To ensure that your min heap produces consistent results, stop bubbling up a child node if it shares the same key value as its parent node.

T MinHeap::extract min() :

Remove from the min heap the element with the smallest key value and return its data.

If you come across two sibling nodes that share the same key value while sifting down a parent node with a larger key value, then you should swap the parent node with the left child to ensure that your min heap produces consistent results.

T MinHeap::peek() const :

Retrieve the minimum element in the min heap and return its data to the user. Do not remove this element from the min heap in this function.

void MinHeap::size() const : Return the size of the min heap

void HuffmanTree::print() const :

Print the Huffman encoding of the member variable message assigned in the

construct function.

To ensure that you always produce a consistent output, DO NOT modify the com- pleted code in the HuffmanTree class.
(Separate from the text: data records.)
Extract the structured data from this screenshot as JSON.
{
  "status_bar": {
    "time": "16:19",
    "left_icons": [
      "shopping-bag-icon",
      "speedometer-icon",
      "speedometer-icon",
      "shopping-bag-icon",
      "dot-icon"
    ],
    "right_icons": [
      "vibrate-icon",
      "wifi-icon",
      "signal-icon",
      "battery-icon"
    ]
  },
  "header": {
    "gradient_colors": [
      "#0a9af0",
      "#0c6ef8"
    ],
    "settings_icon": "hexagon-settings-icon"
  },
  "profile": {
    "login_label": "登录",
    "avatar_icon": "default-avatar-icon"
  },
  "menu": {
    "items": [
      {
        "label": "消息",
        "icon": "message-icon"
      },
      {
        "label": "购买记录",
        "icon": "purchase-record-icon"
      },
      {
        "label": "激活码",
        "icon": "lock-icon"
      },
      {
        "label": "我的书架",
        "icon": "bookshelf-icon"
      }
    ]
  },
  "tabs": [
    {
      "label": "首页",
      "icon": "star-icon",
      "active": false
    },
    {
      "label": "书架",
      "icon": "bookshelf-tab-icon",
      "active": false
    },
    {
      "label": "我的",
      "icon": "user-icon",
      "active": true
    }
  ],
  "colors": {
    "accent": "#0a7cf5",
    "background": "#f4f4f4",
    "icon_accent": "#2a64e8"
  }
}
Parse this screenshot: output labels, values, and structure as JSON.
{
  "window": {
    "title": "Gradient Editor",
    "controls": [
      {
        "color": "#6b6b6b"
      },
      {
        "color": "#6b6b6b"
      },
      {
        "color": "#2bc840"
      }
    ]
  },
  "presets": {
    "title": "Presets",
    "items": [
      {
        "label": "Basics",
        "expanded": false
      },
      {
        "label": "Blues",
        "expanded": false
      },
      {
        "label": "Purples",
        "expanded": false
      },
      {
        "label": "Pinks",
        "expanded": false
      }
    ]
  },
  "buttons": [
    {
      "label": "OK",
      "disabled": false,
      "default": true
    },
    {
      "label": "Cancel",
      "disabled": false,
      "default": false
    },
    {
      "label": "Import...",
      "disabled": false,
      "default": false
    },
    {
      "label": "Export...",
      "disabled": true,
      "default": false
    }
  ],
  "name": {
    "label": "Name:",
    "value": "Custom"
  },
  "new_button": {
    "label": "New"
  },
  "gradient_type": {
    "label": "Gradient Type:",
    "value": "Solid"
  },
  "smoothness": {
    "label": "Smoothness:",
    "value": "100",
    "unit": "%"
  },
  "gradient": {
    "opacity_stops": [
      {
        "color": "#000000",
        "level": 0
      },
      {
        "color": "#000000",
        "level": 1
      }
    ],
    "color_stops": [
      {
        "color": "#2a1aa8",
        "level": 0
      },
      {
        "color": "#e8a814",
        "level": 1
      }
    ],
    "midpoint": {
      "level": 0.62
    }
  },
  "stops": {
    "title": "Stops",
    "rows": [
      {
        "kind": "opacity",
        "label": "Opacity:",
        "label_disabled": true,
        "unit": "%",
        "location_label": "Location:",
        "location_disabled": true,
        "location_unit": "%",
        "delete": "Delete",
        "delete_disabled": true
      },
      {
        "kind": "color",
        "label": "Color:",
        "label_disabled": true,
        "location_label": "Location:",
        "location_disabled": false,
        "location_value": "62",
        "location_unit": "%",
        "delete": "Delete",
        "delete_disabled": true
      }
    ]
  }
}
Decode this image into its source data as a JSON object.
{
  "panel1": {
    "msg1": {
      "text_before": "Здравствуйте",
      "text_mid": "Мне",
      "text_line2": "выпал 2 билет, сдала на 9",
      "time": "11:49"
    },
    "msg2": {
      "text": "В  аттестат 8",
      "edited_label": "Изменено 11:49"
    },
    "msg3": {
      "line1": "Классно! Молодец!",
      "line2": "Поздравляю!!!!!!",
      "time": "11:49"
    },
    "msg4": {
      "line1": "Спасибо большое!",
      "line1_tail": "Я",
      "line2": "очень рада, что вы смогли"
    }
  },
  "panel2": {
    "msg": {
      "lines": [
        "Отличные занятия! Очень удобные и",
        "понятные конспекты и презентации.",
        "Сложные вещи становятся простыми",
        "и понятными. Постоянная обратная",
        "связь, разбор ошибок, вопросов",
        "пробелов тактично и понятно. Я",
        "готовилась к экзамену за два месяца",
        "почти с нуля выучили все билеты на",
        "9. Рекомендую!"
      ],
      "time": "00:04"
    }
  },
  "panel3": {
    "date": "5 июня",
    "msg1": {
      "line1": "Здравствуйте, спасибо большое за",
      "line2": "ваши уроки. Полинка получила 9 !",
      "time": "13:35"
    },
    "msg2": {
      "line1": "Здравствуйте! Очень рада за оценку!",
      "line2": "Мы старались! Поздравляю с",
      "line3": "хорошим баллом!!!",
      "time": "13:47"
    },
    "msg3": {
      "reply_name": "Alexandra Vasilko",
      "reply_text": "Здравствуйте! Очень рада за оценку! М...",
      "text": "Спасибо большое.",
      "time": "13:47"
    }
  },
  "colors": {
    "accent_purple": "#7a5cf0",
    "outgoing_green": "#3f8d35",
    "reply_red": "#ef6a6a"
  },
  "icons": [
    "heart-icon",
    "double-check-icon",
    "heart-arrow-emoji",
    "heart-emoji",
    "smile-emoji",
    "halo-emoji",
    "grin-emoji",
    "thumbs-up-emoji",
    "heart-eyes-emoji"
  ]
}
You may however add print helper functions if you feel it necessary.

Input

Input is read from the keyboard. The first line of the input will be an integer t > 0 that indicates the number of test cases. Each test case will contain a message on a single line to be processed by the Huffman tree construct function. Each message will contain at least 2 characters

Output

For each test case, print Test Case: followed by the test case number on one line. On another line, print the Huffman encoding of the input message. Separate the individual character encodings by a space.

Sample Test Cases

Use input redirection to redirect commands written in a file to the standard input, e.g.

$ ./a.out < input1.dat.

Input 1

3 opossum hello world message

Output 1

Test Case: 1

11 00 11 10 10 011 010

Test Case: 2

010 011 10 10 00 1100 1101 00 1110 10 1111

Test Case: 3

011 10 11 11 010 00 10

Timing Analysis

At the top of your main file, in comments, write the time complexity of constructing a Huffman tree with a min heap in terms of the number of characters in the input message, which you can denote as n. Also consider the time complexity of constructing a Huffman tree without a min heap. Specifically, what running time can you expect if you use a linear search to find minimum frequencies. Write these time complexities using Big-O notation.

Turn In

Submit your source code to the TA through blackboard. If you have multiple files, package them into a zip file.

Grading:

Total: 100 pts.

10/100 Code style, commenting, general readability.

05/100 Compiles.

05/100 Follows provided input and output format.

75/100 Successful implementation of the min heap and Huffman print functions.

05/100 Correct timing analysis.